**What you are asked to do:**
For the material that follows, list every line containing the word "when".

╭─ Available data

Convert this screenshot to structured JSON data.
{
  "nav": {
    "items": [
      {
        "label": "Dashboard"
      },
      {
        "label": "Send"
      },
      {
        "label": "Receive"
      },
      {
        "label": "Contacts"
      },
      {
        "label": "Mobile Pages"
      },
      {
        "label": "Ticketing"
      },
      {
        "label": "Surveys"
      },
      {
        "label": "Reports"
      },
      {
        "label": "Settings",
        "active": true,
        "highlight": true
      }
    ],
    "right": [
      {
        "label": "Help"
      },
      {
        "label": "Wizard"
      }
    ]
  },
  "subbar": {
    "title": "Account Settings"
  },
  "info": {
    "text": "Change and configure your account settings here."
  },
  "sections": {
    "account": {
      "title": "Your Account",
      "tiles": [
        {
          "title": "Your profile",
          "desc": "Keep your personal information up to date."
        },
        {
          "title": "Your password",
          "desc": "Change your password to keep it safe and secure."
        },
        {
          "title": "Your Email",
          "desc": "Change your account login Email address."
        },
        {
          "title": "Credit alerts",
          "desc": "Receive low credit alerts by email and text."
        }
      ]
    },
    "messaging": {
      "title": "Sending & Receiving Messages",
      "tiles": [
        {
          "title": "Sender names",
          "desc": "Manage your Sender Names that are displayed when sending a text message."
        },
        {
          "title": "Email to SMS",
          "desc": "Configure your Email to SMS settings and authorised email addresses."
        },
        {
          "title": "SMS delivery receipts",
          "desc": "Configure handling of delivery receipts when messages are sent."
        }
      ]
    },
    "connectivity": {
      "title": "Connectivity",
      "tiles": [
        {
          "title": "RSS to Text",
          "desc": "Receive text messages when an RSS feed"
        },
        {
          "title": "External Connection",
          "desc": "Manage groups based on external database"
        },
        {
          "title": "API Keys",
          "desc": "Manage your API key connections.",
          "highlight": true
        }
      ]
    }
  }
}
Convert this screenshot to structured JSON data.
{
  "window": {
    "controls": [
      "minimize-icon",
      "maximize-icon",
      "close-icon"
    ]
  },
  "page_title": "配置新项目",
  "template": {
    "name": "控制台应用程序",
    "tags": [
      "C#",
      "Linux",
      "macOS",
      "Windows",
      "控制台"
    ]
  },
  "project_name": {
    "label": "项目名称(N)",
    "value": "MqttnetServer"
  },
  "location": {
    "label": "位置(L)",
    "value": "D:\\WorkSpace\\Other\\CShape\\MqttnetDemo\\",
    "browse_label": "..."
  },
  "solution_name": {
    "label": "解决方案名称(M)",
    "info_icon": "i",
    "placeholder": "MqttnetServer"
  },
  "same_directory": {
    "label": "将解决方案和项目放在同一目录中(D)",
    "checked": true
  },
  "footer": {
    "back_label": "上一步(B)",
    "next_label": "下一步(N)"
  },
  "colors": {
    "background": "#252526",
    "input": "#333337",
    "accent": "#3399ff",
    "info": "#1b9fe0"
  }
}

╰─

**The answer:**
          "desc": "Manage your Sender Names that are displayed when sending a text message."
          "desc": "Configure handling of delivery receipts when messages are sent."
          "desc": "Receive text messages when an RSS feed"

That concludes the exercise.